Matt: No game has made me curse my impatience like the Outer Wilds. It has so many wonders to discover, but it also asks you spend an awful lot of time trudging back to them. Waiting is woven into the fabric of the Wilds, with such cleverness that I can hardly complain. Honestly, I go on about how much I like surprises, then something spectacular like this comes along and I get uppity about having to earn them. It's my fault I haven't finished. I'll be back.
Another year, another list of fabulous PC games.
This year's collection was compiled via the combined votes of all the current permanent RPS staff: Graham, Alice Bee, Alice L, Alice O, Astrid, Dave, Katharine, Matt, Matthew, Nate, Ollie and Sin.
Each voter was given 10 points to spend as they wished. They could put ten points into one game, or one point each into ten different games. We then performed the grim work of speaking to one another in order to separate any ties.
In this year's list, Outer Wilds was a clear winner from early on in the voting. The harder discussion happened at the bottom of the table, where games like Six Ages, QT and Knights And Bikes were close to squeezing in. Other games which received votes but couldn't fit in the calendar were Baba Is You, What The Golf, Katana Zero and Snakeybus.

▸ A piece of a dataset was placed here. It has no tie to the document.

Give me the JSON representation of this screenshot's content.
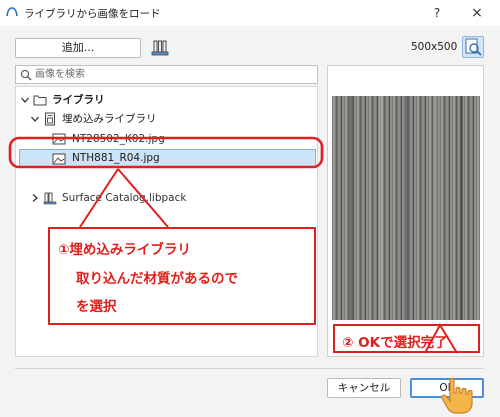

Every December I (this is Graham - hi) hear people saying that the ending year hadn't been a good one for games, and every year I look at our Advent Calendar and think they must be mad. There were some all-time greats released in 2019.
If you couldn't find something on the list you wanted to play, however, check out some of our other collections of great PC games:
Or try our genre-specific lists, if you want a particular kind of great game to play:
- The best strategy games on PC
- The 50 best RPG on PC
- The best coop games ever made
- The best VR games
- The best FPS games
- The best management games
- The best survival games
- The best space games on PC
- The best non-violent games
- The 14 best Metroidvanias
- The 10 best hacking games
- The best horror games on PC
- The 10 greatest games based on movies
- The 25 best stealth games on PC
- The 25 best action games on PC
- The 25 best adventure games ever made
- The 25 best puzzle games on PC